* What is needed:
The response must contain every line from the records below that has "screenshot".

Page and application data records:

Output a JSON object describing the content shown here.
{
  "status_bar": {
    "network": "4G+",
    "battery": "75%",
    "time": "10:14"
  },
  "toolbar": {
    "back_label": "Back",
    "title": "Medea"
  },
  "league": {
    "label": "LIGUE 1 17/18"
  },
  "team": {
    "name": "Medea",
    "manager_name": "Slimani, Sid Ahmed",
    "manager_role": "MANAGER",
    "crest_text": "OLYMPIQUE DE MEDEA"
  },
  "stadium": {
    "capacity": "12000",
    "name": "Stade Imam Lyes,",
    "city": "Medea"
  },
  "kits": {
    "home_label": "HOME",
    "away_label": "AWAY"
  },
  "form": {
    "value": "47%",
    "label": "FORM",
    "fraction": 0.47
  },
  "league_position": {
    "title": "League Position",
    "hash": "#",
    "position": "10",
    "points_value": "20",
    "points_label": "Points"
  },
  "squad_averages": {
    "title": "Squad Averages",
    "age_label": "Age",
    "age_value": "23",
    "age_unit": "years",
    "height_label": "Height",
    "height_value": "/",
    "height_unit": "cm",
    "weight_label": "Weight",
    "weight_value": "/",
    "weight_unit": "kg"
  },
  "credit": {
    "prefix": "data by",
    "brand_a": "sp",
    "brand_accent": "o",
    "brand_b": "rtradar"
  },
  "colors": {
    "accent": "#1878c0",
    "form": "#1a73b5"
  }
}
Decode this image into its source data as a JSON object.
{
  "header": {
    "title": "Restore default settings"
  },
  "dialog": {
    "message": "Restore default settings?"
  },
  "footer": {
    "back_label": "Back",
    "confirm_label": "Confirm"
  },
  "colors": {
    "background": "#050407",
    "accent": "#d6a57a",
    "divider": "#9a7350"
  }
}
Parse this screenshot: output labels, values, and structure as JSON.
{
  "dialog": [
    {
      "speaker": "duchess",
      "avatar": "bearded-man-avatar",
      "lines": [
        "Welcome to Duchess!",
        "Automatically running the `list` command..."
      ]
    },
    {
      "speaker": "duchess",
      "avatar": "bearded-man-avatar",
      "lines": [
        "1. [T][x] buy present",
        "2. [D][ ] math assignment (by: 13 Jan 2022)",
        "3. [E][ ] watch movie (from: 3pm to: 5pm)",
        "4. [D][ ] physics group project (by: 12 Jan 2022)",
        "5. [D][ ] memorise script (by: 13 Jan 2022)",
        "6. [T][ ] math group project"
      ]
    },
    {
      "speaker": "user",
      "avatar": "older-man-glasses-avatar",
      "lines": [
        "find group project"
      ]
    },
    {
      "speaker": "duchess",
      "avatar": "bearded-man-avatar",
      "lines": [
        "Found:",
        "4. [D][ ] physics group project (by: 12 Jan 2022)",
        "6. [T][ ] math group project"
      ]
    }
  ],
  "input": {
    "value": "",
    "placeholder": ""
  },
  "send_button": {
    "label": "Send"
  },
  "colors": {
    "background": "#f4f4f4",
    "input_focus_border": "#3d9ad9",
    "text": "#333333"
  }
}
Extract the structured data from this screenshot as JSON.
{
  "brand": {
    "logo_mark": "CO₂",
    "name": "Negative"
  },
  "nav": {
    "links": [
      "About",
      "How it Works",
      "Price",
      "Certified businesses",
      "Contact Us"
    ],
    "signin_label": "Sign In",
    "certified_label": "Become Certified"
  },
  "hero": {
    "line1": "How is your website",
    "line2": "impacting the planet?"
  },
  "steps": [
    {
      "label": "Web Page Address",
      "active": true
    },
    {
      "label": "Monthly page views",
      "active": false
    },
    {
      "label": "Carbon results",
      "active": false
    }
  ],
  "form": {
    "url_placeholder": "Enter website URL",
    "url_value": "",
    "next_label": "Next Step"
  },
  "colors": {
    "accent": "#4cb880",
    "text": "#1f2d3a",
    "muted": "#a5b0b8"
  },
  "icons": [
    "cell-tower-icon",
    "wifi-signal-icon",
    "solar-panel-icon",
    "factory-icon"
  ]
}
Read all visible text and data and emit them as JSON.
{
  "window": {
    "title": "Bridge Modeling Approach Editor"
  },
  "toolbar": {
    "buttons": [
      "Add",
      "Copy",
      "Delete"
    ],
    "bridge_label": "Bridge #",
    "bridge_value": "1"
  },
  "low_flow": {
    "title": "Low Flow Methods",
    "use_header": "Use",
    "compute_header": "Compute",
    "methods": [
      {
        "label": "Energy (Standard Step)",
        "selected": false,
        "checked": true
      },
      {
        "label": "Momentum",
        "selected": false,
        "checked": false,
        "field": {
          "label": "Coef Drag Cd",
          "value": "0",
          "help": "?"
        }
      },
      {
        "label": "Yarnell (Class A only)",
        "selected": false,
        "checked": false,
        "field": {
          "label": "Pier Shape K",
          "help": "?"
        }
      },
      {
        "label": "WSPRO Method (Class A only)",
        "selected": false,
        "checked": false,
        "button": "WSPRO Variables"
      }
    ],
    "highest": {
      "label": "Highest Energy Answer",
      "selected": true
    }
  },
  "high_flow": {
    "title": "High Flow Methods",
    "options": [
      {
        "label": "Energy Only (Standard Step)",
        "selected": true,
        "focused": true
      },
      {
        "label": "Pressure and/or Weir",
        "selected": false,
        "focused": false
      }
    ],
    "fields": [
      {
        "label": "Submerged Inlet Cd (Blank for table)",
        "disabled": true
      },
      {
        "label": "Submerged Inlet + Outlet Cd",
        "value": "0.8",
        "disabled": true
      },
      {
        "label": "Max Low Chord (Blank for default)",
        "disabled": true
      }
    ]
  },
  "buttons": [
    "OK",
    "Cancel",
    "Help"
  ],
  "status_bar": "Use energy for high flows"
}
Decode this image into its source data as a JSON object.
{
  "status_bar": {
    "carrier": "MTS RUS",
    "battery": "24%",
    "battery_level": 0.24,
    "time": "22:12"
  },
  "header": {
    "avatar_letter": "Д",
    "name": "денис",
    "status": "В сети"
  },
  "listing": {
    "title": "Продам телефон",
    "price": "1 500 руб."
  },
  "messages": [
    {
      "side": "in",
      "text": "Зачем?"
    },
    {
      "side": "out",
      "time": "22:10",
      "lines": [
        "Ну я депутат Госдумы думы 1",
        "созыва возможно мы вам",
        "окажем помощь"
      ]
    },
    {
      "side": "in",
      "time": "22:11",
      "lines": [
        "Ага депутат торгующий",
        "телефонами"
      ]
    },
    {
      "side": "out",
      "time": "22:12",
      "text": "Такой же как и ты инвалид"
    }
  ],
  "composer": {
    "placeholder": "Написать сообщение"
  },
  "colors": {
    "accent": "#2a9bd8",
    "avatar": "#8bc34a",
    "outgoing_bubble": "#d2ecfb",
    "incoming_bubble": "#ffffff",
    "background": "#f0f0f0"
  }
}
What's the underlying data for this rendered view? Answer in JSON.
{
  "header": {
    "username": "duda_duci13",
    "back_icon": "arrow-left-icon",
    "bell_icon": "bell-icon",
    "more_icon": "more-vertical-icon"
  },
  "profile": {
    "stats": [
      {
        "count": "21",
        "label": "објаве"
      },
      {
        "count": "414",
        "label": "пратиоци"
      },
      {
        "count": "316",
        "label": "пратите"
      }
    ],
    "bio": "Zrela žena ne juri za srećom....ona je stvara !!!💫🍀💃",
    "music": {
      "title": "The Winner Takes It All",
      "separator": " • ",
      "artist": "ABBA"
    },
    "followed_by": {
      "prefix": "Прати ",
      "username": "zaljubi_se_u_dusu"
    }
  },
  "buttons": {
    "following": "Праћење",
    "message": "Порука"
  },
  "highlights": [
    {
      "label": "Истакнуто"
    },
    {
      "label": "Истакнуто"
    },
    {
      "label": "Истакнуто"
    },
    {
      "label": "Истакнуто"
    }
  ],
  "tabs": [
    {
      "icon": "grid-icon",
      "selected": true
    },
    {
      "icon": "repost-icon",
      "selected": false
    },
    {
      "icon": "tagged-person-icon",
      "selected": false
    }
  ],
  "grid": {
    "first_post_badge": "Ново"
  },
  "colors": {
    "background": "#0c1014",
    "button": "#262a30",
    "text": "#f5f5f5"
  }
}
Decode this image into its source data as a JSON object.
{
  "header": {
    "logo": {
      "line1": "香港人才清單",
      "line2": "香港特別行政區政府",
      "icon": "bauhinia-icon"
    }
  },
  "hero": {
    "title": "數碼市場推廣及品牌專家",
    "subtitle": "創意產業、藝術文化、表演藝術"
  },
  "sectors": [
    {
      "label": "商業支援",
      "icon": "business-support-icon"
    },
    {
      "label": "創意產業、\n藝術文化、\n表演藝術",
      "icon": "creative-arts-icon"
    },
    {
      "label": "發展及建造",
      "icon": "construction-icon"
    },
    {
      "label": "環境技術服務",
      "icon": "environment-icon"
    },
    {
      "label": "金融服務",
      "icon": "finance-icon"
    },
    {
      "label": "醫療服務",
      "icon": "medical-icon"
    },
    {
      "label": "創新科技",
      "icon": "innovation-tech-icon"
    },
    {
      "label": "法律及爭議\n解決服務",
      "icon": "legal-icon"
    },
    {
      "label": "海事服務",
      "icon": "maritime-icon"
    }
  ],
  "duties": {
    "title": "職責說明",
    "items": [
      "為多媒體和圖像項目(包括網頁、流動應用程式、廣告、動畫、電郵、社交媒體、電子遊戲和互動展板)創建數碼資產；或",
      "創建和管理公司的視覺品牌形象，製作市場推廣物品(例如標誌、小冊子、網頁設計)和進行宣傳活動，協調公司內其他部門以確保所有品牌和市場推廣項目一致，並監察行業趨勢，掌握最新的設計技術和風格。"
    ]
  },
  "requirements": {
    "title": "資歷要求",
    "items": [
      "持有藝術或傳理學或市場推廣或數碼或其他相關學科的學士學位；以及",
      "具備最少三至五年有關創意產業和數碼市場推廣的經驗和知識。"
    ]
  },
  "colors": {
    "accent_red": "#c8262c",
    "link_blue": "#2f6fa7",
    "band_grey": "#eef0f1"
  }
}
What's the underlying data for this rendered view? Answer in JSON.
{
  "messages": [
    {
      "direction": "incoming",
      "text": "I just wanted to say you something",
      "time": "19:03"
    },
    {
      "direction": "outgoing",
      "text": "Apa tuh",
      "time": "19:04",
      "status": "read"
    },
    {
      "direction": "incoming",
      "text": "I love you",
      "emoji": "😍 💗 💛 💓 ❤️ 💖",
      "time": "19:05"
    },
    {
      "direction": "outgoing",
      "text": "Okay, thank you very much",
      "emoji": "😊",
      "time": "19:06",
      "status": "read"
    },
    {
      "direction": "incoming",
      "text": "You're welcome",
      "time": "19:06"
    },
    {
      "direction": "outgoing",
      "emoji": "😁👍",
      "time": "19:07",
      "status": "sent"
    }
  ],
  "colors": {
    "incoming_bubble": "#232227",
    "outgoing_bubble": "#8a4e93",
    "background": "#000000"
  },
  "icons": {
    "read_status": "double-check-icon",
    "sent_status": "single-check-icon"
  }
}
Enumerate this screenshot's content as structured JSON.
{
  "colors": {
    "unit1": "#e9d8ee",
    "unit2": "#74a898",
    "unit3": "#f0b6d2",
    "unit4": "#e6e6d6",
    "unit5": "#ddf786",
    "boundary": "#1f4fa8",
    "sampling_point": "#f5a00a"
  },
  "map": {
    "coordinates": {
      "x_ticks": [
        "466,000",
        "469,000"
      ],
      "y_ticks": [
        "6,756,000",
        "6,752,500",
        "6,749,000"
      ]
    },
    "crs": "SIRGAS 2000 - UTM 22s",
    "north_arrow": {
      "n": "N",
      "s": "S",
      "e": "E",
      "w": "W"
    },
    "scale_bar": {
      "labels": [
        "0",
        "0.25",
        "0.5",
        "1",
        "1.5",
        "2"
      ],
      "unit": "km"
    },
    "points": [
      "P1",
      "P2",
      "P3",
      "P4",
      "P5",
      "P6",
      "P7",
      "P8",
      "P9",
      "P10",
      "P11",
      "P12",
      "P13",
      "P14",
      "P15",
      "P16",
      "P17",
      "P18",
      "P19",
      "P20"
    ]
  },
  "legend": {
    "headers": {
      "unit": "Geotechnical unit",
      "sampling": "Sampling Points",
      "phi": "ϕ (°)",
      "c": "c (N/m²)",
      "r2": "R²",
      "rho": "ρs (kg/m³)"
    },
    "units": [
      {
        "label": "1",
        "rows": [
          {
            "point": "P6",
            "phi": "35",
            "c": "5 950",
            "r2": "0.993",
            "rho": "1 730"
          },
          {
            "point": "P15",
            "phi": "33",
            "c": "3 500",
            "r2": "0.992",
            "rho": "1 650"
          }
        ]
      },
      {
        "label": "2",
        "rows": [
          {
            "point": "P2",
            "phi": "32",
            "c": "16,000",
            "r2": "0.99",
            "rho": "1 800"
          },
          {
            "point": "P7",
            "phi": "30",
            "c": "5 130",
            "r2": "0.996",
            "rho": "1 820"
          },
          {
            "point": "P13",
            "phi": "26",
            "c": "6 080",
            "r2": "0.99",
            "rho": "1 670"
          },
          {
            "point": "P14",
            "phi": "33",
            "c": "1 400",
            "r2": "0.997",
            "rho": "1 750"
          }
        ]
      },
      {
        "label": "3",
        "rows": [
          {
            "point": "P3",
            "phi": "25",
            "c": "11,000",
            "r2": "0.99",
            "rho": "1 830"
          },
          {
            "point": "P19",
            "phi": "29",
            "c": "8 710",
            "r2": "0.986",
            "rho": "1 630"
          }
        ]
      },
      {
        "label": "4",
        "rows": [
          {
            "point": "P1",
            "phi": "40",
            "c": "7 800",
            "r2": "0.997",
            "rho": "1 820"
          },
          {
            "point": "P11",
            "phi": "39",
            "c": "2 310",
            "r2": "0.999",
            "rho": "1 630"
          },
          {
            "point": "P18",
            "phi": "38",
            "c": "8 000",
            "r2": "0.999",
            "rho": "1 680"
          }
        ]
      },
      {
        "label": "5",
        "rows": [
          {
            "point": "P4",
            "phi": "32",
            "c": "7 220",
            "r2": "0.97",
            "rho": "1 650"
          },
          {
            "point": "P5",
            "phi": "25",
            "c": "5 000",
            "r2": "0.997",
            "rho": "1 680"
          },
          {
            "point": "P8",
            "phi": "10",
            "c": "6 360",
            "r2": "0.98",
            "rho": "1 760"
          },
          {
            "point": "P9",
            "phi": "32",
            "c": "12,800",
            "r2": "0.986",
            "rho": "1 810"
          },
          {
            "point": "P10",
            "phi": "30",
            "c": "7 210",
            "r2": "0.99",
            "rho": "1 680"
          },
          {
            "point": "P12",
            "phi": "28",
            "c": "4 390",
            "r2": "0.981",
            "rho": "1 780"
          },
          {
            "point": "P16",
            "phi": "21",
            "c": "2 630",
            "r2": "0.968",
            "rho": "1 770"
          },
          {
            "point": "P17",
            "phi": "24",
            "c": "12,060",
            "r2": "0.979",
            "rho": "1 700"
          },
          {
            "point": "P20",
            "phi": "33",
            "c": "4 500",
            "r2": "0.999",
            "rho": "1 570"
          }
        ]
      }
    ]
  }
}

* Response area:
Parse this screenshot: output labels, values, and structure as JSON.
Extract the structured data from this screenshot as JSON.
Enumerate this screenshot's content as structured JSON.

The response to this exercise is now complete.